Nene has been playing with a sore right Achilles’ tendon the past two games, but was forced to leave in the third quarter after developing tendinitis in his right foot. The Wizards have struggled without Nene throughout his time in Washington. They are 0-3 in games that he doesn’t play and have lost another two games that he has been unable to finish because of injury or ejection.
Wall and Ariza rallied the Wizards back in the third quarter as the duo combined for 21 of the team’s 30 points. Ariza made four three-pointers, with his last shot from long distance in the period bringing the Wizards within 78-74. The Bucks tried to extend the lead entering the fourth quarter but Wall came from behind on Wolters to slap the ball hard off the backboard. Wall then pounded the basket stanchion and shouted to the crowd.
Wall had 10 points and four assists in the fourth quarter alone, giving the Wizards a five-point lead in the final minute. But the Wizards promptly surrendered a basket to Middleton (who had 29 points) and had a terrible offensive possession that ended with an ill-advised Wall three-pointer. Wall then was caught sleeping defensively, as he let Bucks point guard Brandon Knight (20 points) get open for a tying three-pointer with 15.9 seconds remaining.
With an opportunity the win the game in regulation, Wall found a wide-open Chris Singleton in the right corner. Singleton, who was playing in place of Webster, missed the three-pointer. He finished 1 of 10 from the floor.
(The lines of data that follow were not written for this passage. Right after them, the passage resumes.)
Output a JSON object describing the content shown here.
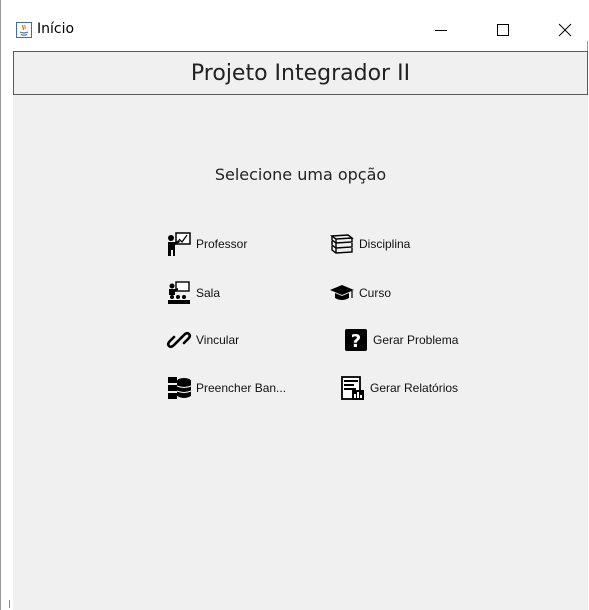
{
  "window": {
    "title": "Início"
  },
  "header": {
    "title": "Projeto Integrador II"
  },
  "prompt": "Selecione uma opção",
  "options": [
    {
      "label": "Professor",
      "icon": "teacher-icon"
    },
    {
      "label": "Disciplina",
      "icon": "books-icon"
    },
    {
      "label": "Sala",
      "icon": "classroom-icon"
    },
    {
      "label": "Curso",
      "icon": "graduation-cap-icon"
    },
    {
      "label": "Vincular",
      "icon": "link-icon"
    },
    {
      "label": "Gerar Problema",
      "icon": "question-icon"
    },
    {
      "label": "Preencher Ban...",
      "icon": "database-icon"
    },
    {
      "label": "Gerar Relatórios",
      "icon": "report-icon"
    }
  ]
}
After the game, Wall disputed Wittman’s claim that the team lacked focus in the first half. “That’s his opinion,” Wall said. “We didn’t play great in the first half, but it’s two halves to a basketball game. We came out in the second half and had a chance to win the game. [The Bucks] didn’t stop fighting. They made big plays and big shots, but they made bigger plays down the stretch.”